Assignment »
Exactly as they appear, print the line with "Enumerate this screenshot's" and each line after it through the end of the entries below; leave out pictures.
START Information given
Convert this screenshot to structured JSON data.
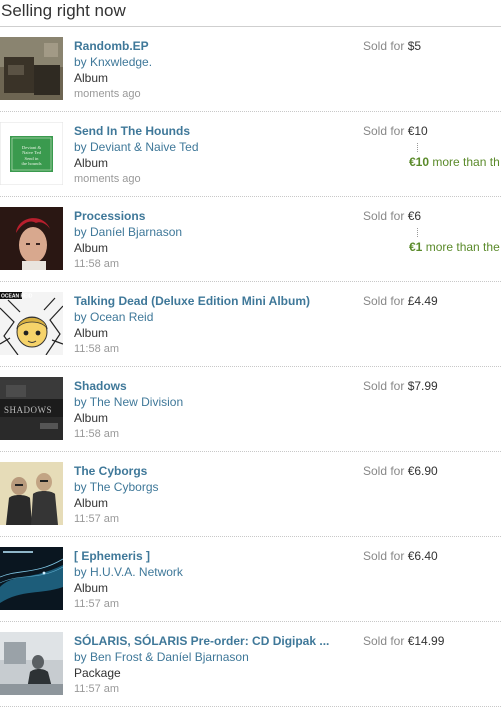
{
  "heading": "Selling right now",
  "items": [
    {
      "title": "Randomb.EP",
      "artist": "by Knxwledge.",
      "type": "Album",
      "time": "moments ago",
      "sold_label": "Sold for",
      "price": "$5",
      "extra_amount": "",
      "extra_text": ""
    },
    {
      "title": "Send In The Hounds",
      "artist": "by Deviant & Naive Ted",
      "type": "Album",
      "time": "moments ago",
      "sold_label": "Sold for",
      "price": "€10",
      "extra_amount": "€10",
      "extra_text": " more than th"
    },
    {
      "title": "Processions",
      "artist": "by Daníel Bjarnason",
      "type": "Album",
      "time": "11:58 am",
      "sold_label": "Sold for",
      "price": "€6",
      "extra_amount": "€1",
      "extra_text": " more than the"
    },
    {
      "title": "Talking Dead (Deluxe Edition Mini Album)",
      "artist": "by Ocean Reid",
      "type": "Album",
      "time": "11:58 am",
      "sold_label": "Sold for",
      "price": "£4.49",
      "extra_amount": "",
      "extra_text": ""
    },
    {
      "title": "Shadows",
      "artist": "by The New Division",
      "type": "Album",
      "time": "11:58 am",
      "sold_label": "Sold for",
      "price": "$7.99",
      "extra_amount": "",
      "extra_text": ""
    },
    {
      "title": "The Cyborgs",
      "artist": "by The Cyborgs",
      "type": "Album",
      "time": "11:57 am",
      "sold_label": "Sold for",
      "price": "€6.90",
      "extra_amount": "",
      "extra_text": ""
    },
    {
      "title": "[ Ephemeris ]",
      "artist": "by H.U.V.A. Network",
      "type": "Album",
      "time": "11:57 am",
      "sold_label": "Sold for",
      "price": "€6.40",
      "extra_amount": "",
      "extra_text": ""
    },
    {
      "title": "SÓLARIS, SÓLARIS Pre-order: CD Digipak ...",
      "artist": "by Ben Frost & Daníel Bjarnason",
      "type": "Package",
      "time": "11:57 am",
      "sold_label": "Sold for",
      "price": "€14.99",
      "extra_amount": "",
      "extra_text": ""
    }
  ],
  "art": [
    {
      "name": "randomb-ep-cover-art",
      "lettering": ""
    },
    {
      "name": "send-in-the-hounds-cover-art",
      "lettering": "Deviant & Naive Ted Send in the hounds"
    },
    {
      "name": "processions-cover-art",
      "lettering": ""
    },
    {
      "name": "talking-dead-cover-art",
      "lettering": "OCEAN REID"
    },
    {
      "name": "shadows-cover-art",
      "lettering": "SHADOWS"
    },
    {
      "name": "the-cyborgs-cover-art",
      "lettering": ""
    },
    {
      "name": "ephemeris-cover-art",
      "lettering": ""
    },
    {
      "name": "solaris-cover-art",
      "lettering": ""
    }
  ],
  "colors": {
    "link": "#3f7899",
    "increase": "#5a8a2a",
    "muted": "#999999"
  }
}
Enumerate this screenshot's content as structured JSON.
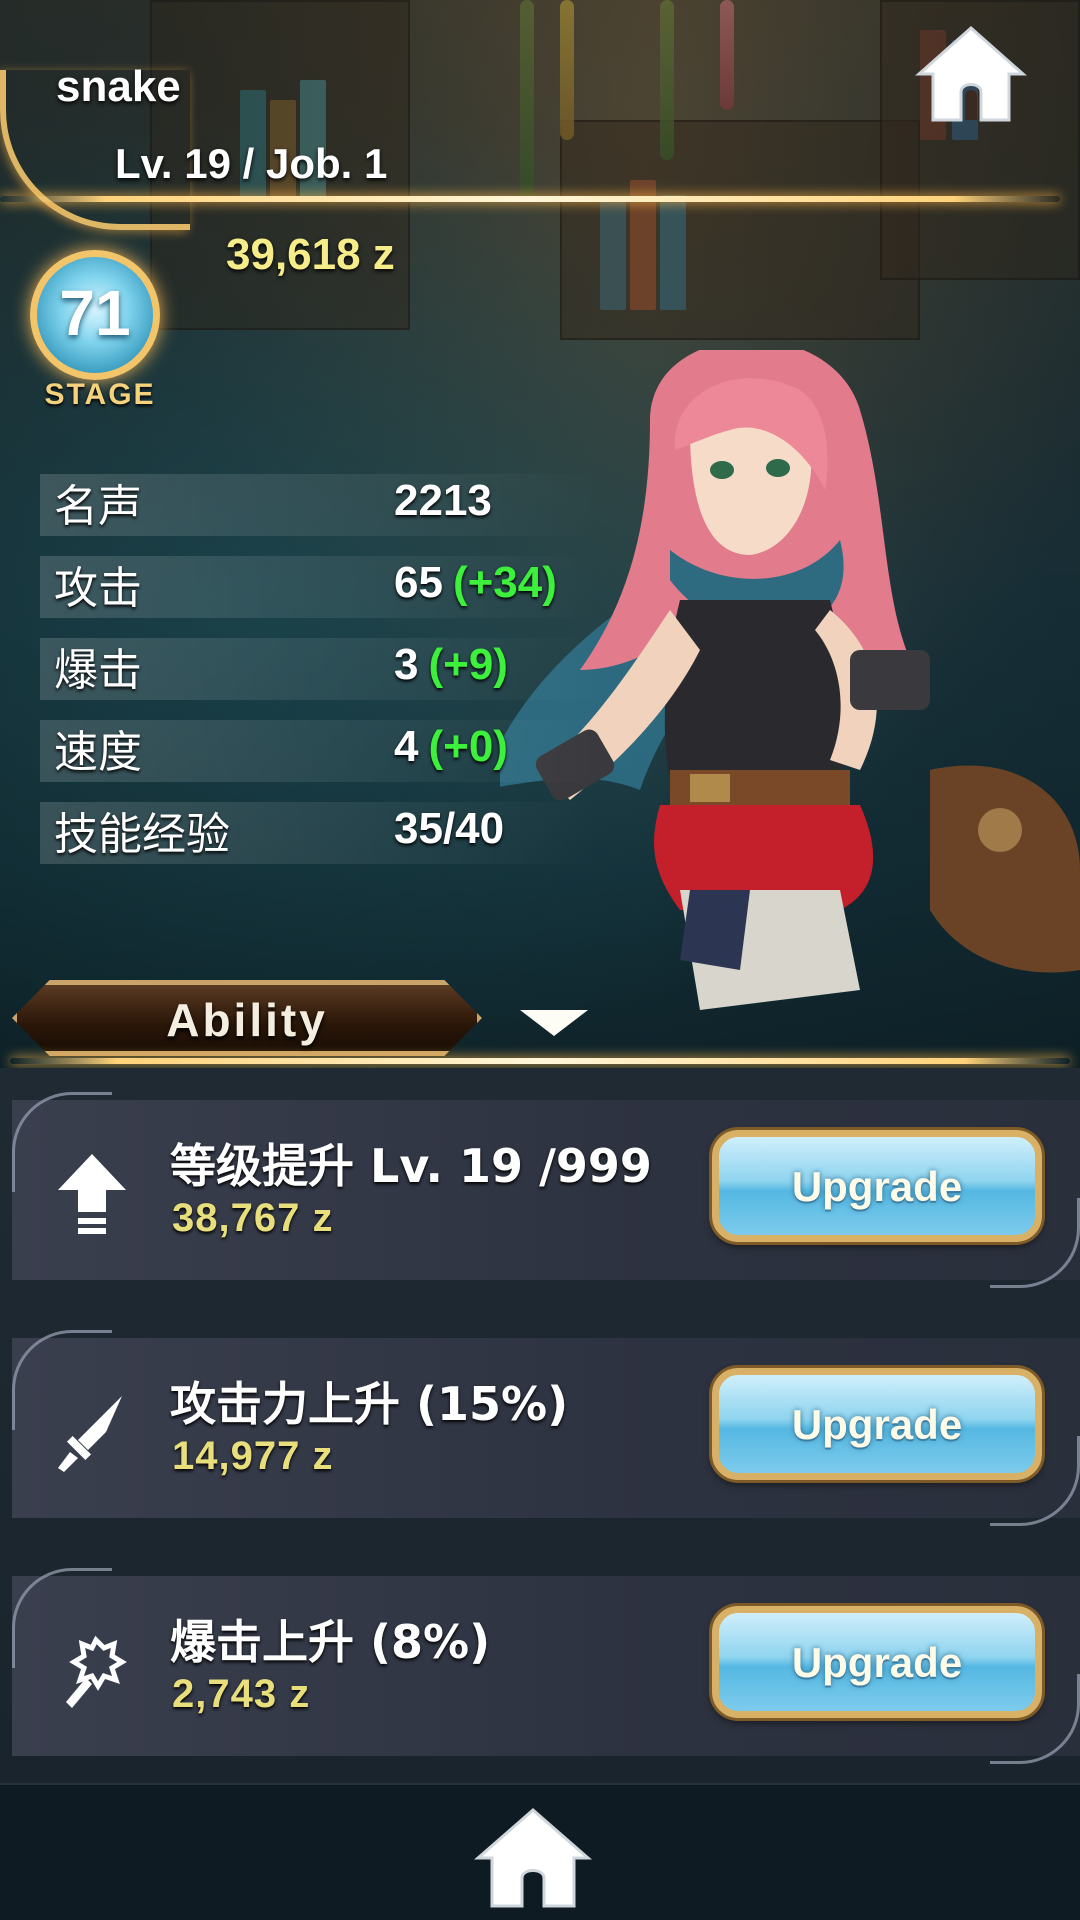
{
  "player": {
    "name": "snake",
    "level_text": "Lv. 19 / Job. 1",
    "zeny": "39,618 z"
  },
  "stage": {
    "number": "71",
    "label": "STAGE"
  },
  "stats": [
    {
      "label": "名声",
      "value": "2213",
      "bonus": ""
    },
    {
      "label": "攻击",
      "value": "65",
      "bonus": "(+34)"
    },
    {
      "label": "爆击",
      "value": "3",
      "bonus": "(+9)"
    },
    {
      "label": "速度",
      "value": "4",
      "bonus": "(+0)"
    },
    {
      "label": "技能经验",
      "value": "35/40",
      "bonus": ""
    }
  ],
  "tab": {
    "label": "Ability"
  },
  "upgrades": [
    {
      "icon": "arrow-up-icon",
      "title": "等级提升 Lv. 19 /999",
      "cost": "38,767 z",
      "button": "Upgrade"
    },
    {
      "icon": "sword-icon",
      "title": "攻击力上升 (15%)",
      "cost": "14,977 z",
      "button": "Upgrade"
    },
    {
      "icon": "crit-hit-icon",
      "title": "爆击上升 (8%)",
      "cost": "2,743 z",
      "button": "Upgrade"
    }
  ],
  "colors": {
    "bonus_green": "#3cf03c",
    "zeny_yellow": "#e8df7c",
    "gold_trim": "#ffd27a",
    "button_blue": "#7dcbec"
  }
}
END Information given
Response »
Enumerate this screenshot's content as structured JSON.
{
  "player": {
    "name": "snake",
    "level_text": "Lv. 19 / Job. 1",
    "zeny": "39,618 z"
  },
  "stage": {
    "number": "71",
    "label": "STAGE"
  },
  "stats": [
    {
      "label": "名声",
      "value": "2213",
      "bonus": ""
    },
    {
      "label": "攻击",
      "value": "65",
      "bonus": "(+34)"
    },
    {
      "label": "爆击",
      "value": "3",
      "bonus": "(+9)"
    },
    {
      "label": "速度",
      "value": "4",
      "bonus": "(+0)"
    },
    {
      "label": "技能经验",
      "value": "35/40",
      "bonus": ""
    }
  ],
  "tab": {
    "label": "Ability"
  },
  "upgrades": [
    {
      "icon": "arrow-up-icon",
      "title": "等级提升 Lv. 19 /999",
      "cost": "38,767 z",
      "button": "Upgrade"
    },
    {
      "icon": "sword-icon",
      "title": "攻击力上升 (15%)",
      "cost": "14,977 z",
      "button": "Upgrade"
    },
    {
      "icon": "crit-hit-icon",
      "title": "爆击上升 (8%)",
      "cost": "2,743 z",
      "button": "Upgrade"
    }
  ],
  "colors": {
    "bonus_green": "#3cf03c",
    "zeny_yellow": "#e8df7c",
    "gold_trim": "#ffd27a",
    "button_blue": "#7dcbec"
  }
}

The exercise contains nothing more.